Top of RECORDS PROVIDED
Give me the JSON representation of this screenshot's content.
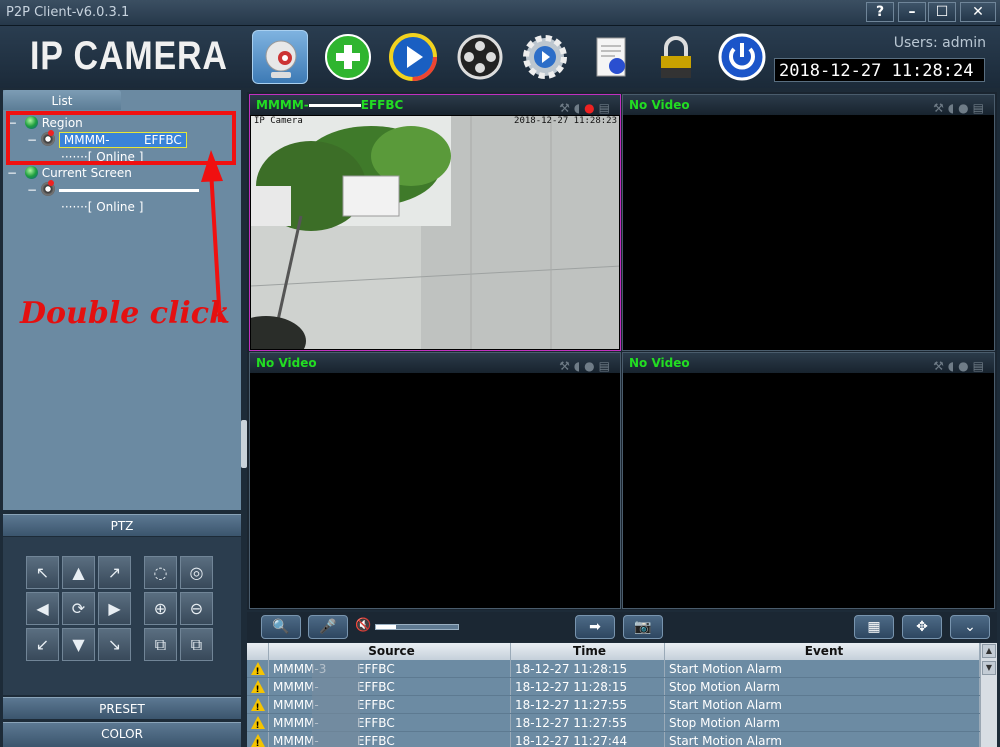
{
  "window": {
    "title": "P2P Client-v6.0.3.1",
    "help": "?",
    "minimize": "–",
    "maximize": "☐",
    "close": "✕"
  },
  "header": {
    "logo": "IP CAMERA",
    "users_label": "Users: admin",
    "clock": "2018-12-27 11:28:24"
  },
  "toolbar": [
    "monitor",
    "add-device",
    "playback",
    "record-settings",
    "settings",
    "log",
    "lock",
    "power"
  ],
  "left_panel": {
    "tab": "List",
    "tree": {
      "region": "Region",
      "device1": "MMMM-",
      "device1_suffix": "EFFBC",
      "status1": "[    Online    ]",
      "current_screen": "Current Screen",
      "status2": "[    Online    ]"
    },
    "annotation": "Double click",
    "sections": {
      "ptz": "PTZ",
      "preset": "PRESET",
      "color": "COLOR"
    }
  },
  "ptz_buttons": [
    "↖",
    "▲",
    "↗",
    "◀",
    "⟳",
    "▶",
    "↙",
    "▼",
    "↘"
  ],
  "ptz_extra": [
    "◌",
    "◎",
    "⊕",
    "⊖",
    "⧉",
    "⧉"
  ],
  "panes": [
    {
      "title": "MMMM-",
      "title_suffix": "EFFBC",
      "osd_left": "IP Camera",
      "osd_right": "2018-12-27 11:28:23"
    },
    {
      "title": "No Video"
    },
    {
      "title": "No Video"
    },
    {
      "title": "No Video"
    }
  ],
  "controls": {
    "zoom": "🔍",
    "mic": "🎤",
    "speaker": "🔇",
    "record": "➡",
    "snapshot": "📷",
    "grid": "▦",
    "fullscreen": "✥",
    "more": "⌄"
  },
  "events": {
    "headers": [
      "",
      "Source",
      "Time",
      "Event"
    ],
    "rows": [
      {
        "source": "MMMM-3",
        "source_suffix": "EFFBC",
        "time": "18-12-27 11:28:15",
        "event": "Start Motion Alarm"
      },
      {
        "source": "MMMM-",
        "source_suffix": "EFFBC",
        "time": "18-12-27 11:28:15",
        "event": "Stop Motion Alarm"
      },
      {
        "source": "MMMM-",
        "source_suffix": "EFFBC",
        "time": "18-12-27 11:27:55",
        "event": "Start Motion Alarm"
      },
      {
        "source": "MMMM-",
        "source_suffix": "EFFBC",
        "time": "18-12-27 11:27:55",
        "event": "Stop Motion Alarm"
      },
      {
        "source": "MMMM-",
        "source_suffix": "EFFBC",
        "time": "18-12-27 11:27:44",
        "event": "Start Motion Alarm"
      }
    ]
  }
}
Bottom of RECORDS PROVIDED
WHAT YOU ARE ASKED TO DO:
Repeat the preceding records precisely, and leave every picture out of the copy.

TASK ANSWER:
Give me the JSON representation of this screenshot's content.
{
  "window": {
    "title": "P2P Client-v6.0.3.1",
    "help": "?",
    "minimize": "–",
    "maximize": "☐",
    "close": "✕"
  },
  "header": {
    "logo": "IP CAMERA",
    "users_label": "Users: admin",
    "clock": "2018-12-27 11:28:24"
  },
  "toolbar": [
    "monitor",
    "add-device",
    "playback",
    "record-settings",
    "settings",
    "log",
    "lock",
    "power"
  ],
  "left_panel": {
    "tab": "List",
    "tree": {
      "region": "Region",
      "device1": "MMMM-",
      "device1_suffix": "EFFBC",
      "status1": "[    Online    ]",
      "current_screen": "Current Screen",
      "status2": "[    Online    ]"
    },
    "annotation": "Double click",
    "sections": {
      "ptz": "PTZ",
      "preset": "PRESET",
      "color": "COLOR"
    }
  },
  "ptz_buttons": [
    "↖",
    "▲",
    "↗",
    "◀",
    "⟳",
    "▶",
    "↙",
    "▼",
    "↘"
  ],
  "ptz_extra": [
    "◌",
    "◎",
    "⊕",
    "⊖",
    "⧉",
    "⧉"
  ],
  "panes": [
    {
      "title": "MMMM-",
      "title_suffix": "EFFBC",
      "osd_left": "IP Camera",
      "osd_right": "2018-12-27 11:28:23"
    },
    {
      "title": "No Video"
    },
    {
      "title": "No Video"
    },
    {
      "title": "No Video"
    }
  ],
  "controls": {
    "zoom": "🔍",
    "mic": "🎤",
    "speaker": "🔇",
    "record": "➡",
    "snapshot": "📷",
    "grid": "▦",
    "fullscreen": "✥",
    "more": "⌄"
  },
  "events": {
    "headers": [
      "",
      "Source",
      "Time",
      "Event"
    ],
    "rows": [
      {
        "source": "MMMM-3",
        "source_suffix": "EFFBC",
        "time": "18-12-27 11:28:15",
        "event": "Start Motion Alarm"
      },
      {
        "source": "MMMM-",
        "source_suffix": "EFFBC",
        "time": "18-12-27 11:28:15",
        "event": "Stop Motion Alarm"
      },
      {
        "source": "MMMM-",
        "source_suffix": "EFFBC",
        "time": "18-12-27 11:27:55",
        "event": "Start Motion Alarm"
      },
      {
        "source": "MMMM-",
        "source_suffix": "EFFBC",
        "time": "18-12-27 11:27:55",
        "event": "Stop Motion Alarm"
      },
      {
        "source": "MMMM-",
        "source_suffix": "EFFBC",
        "time": "18-12-27 11:27:44",
        "event": "Start Motion Alarm"
      }
    ]
  }
}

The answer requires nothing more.